EXERCISE INSTRUCTIONS » The result should be the listing below, restated exactly, with its pictures left out.

STORED DATA: Begin

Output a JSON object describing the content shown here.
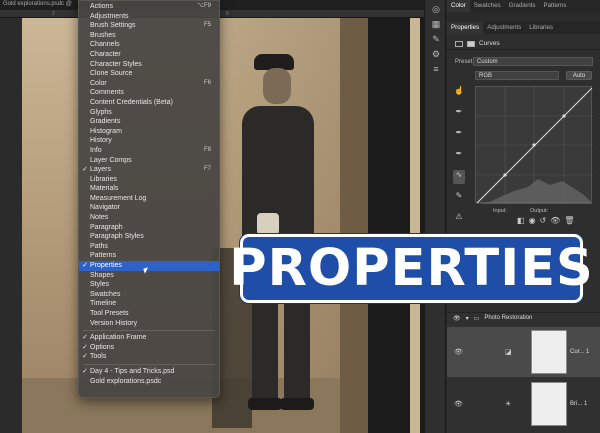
{
  "document": {
    "tab_title": "Gold explorations.psdc @",
    "ruler_marks": [
      "2",
      "4",
      "6"
    ]
  },
  "window_menu": {
    "items": [
      {
        "label": "Actions",
        "shortcut": "⌥F9",
        "checked": false
      },
      {
        "label": "Adjustments",
        "shortcut": "",
        "checked": false
      },
      {
        "label": "Brush Settings",
        "shortcut": "F5",
        "checked": false
      },
      {
        "label": "Brushes",
        "shortcut": "",
        "checked": false
      },
      {
        "label": "Channels",
        "shortcut": "",
        "checked": false
      },
      {
        "label": "Character",
        "shortcut": "",
        "checked": false
      },
      {
        "label": "Character Styles",
        "shortcut": "",
        "checked": false
      },
      {
        "label": "Clone Source",
        "shortcut": "",
        "checked": false
      },
      {
        "label": "Color",
        "shortcut": "F6",
        "checked": false
      },
      {
        "label": "Comments",
        "shortcut": "",
        "checked": false
      },
      {
        "label": "Content Credentials (Beta)",
        "shortcut": "",
        "checked": false
      },
      {
        "label": "Glyphs",
        "shortcut": "",
        "checked": false
      },
      {
        "label": "Gradients",
        "shortcut": "",
        "checked": false
      },
      {
        "label": "Histogram",
        "shortcut": "",
        "checked": false
      },
      {
        "label": "History",
        "shortcut": "",
        "checked": false
      },
      {
        "label": "Info",
        "shortcut": "F8",
        "checked": false
      },
      {
        "label": "Layer Comps",
        "shortcut": "",
        "checked": false
      },
      {
        "label": "Layers",
        "shortcut": "F7",
        "checked": true
      },
      {
        "label": "Libraries",
        "shortcut": "",
        "checked": false
      },
      {
        "label": "Materials",
        "shortcut": "",
        "checked": false
      },
      {
        "label": "Measurement Log",
        "shortcut": "",
        "checked": false
      },
      {
        "label": "Navigator",
        "shortcut": "",
        "checked": false
      },
      {
        "label": "Notes",
        "shortcut": "",
        "checked": false
      },
      {
        "label": "Paragraph",
        "shortcut": "",
        "checked": false
      },
      {
        "label": "Paragraph Styles",
        "shortcut": "",
        "checked": false
      },
      {
        "label": "Paths",
        "shortcut": "",
        "checked": false
      },
      {
        "label": "Patterns",
        "shortcut": "",
        "checked": false
      },
      {
        "label": "Properties",
        "shortcut": "",
        "checked": true,
        "selected": true
      },
      {
        "label": "Shapes",
        "shortcut": "",
        "checked": false
      },
      {
        "label": "Styles",
        "shortcut": "",
        "checked": false
      },
      {
        "label": "Swatches",
        "shortcut": "",
        "checked": false
      },
      {
        "label": "Timeline",
        "shortcut": "",
        "checked": false
      },
      {
        "label": "Tool Presets",
        "shortcut": "",
        "checked": false
      },
      {
        "label": "Version History",
        "shortcut": "",
        "checked": false
      }
    ],
    "group2": [
      {
        "label": "Application Frame",
        "checked": true
      },
      {
        "label": "Options",
        "checked": true
      },
      {
        "label": "Tools",
        "checked": true
      }
    ],
    "documents": [
      {
        "label": "Day 4 - Tips and Tricks.psd",
        "checked": true
      },
      {
        "label": "Gold explorations.psdc",
        "checked": false
      }
    ]
  },
  "panel": {
    "top_tabs": [
      "Color",
      "Swatches",
      "Gradients",
      "Patterns"
    ],
    "sub_tabs": [
      "Properties",
      "Adjustments",
      "Libraries"
    ],
    "props_title": "Curves",
    "preset_label": "Preset:",
    "preset_value": "Custom",
    "channel_value": "RGB",
    "auto_label": "Auto",
    "input_label": "Input:",
    "output_label": "Output:",
    "layers": {
      "group_name": "Photo Restoration",
      "rows": [
        {
          "name": "Cur... 1"
        },
        {
          "name": "Bri... 1"
        }
      ]
    }
  },
  "banner": {
    "text": "PROPERTIES",
    "color": "#1f4ea8"
  },
  "colors": {
    "menu_selected": "#2f62c9",
    "banner_bg": "#1f4ea8"
  }
}
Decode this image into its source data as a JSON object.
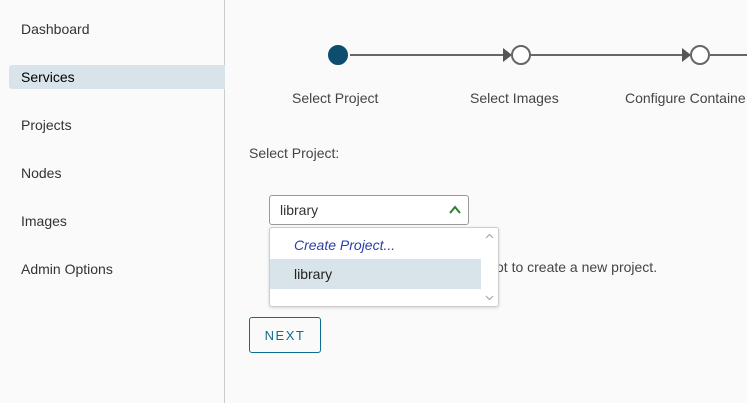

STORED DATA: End

EXPECTED ANSWER »
Output a JSON object describing the content shown here.
{
  "document": {
    "tab_title": "Gold explorations.psdc @",
    "ruler_marks": [
      "2",
      "4",
      "6"
    ]
  },
  "window_menu": {
    "items": [
      {
        "label": "Actions",
        "shortcut": "⌥F9",
        "checked": false
      },
      {
        "label": "Adjustments",
        "shortcut": "",
        "checked": false
      },
      {
        "label": "Brush Settings",
        "shortcut": "F5",
        "checked": false
      },
      {
        "label": "Brushes",
        "shortcut": "",
        "checked": false
      },
      {
        "label": "Channels",
        "shortcut": "",
        "checked": false
      },
      {
        "label": "Character",
        "shortcut": "",
        "checked": false
      },
      {
        "label": "Character Styles",
        "shortcut": "",
        "checked": false
      },
      {
        "label": "Clone Source",
        "shortcut": "",
        "checked": false
      },
      {
        "label": "Color",
        "shortcut": "F6",
        "checked": false
      },
      {
        "label": "Comments",
        "shortcut": "",
        "checked": false
      },
      {
        "label": "Content Credentials (Beta)",
        "shortcut": "",
        "checked": false
      },
      {
        "label": "Glyphs",
        "shortcut": "",
        "checked": false
      },
      {
        "label": "Gradients",
        "shortcut": "",
        "checked": false
      },
      {
        "label": "Histogram",
        "shortcut": "",
        "checked": false
      },
      {
        "label": "History",
        "shortcut": "",
        "checked": false
      },
      {
        "label": "Info",
        "shortcut": "F8",
        "checked": false
      },
      {
        "label": "Layer Comps",
        "shortcut": "",
        "checked": false
      },
      {
        "label": "Layers",
        "shortcut": "F7",
        "checked": true
      },
      {
        "label": "Libraries",
        "shortcut": "",
        "checked": false
      },
      {
        "label": "Materials",
        "shortcut": "",
        "checked": false
      },
      {
        "label": "Measurement Log",
        "shortcut": "",
        "checked": false
      },
      {
        "label": "Navigator",
        "shortcut": "",
        "checked": false
      },
      {
        "label": "Notes",
        "shortcut": "",
        "checked": false
      },
      {
        "label": "Paragraph",
        "shortcut": "",
        "checked": false
      },
      {
        "label": "Paragraph Styles",
        "shortcut": "",
        "checked": false
      },
      {
        "label": "Paths",
        "shortcut": "",
        "checked": false
      },
      {
        "label": "Patterns",
        "shortcut": "",
        "checked": false
      },
      {
        "label": "Properties",
        "shortcut": "",
        "checked": true,
        "selected": true
      },
      {
        "label": "Shapes",
        "shortcut": "",
        "checked": false
      },
      {
        "label": "Styles",
        "shortcut": "",
        "checked": false
      },
      {
        "label": "Swatches",
        "shortcut": "",
        "checked": false
      },
      {
        "label": "Timeline",
        "shortcut": "",
        "checked": false
      },
      {
        "label": "Tool Presets",
        "shortcut": "",
        "checked": false
      },
      {
        "label": "Version History",
        "shortcut": "",
        "checked": false
      }
    ],
    "group2": [
      {
        "label": "Application Frame",
        "checked": true
      },
      {
        "label": "Options",
        "checked": true
      },
      {
        "label": "Tools",
        "checked": true
      }
    ],
    "documents": [
      {
        "label": "Day 4 - Tips and Tricks.psd",
        "checked": true
      },
      {
        "label": "Gold explorations.psdc",
        "checked": false
      }
    ]
  },
  "panel": {
    "top_tabs": [
      "Color",
      "Swatches",
      "Gradients",
      "Patterns"
    ],
    "sub_tabs": [
      "Properties",
      "Adjustments",
      "Libraries"
    ],
    "props_title": "Curves",
    "preset_label": "Preset:",
    "preset_value": "Custom",
    "channel_value": "RGB",
    "auto_label": "Auto",
    "input_label": "Input:",
    "output_label": "Output:",
    "layers": {
      "group_name": "Photo Restoration",
      "rows": [
        {
          "name": "Cur... 1"
        },
        {
          "name": "Bri... 1"
        }
      ]
    }
  },
  "banner": {
    "text": "PROPERTIES",
    "color": "#1f4ea8"
  },
  "colors": {
    "menu_selected": "#2f62c9",
    "banner_bg": "#1f4ea8"
  }
}
Decode this image into its source data as a JSON object.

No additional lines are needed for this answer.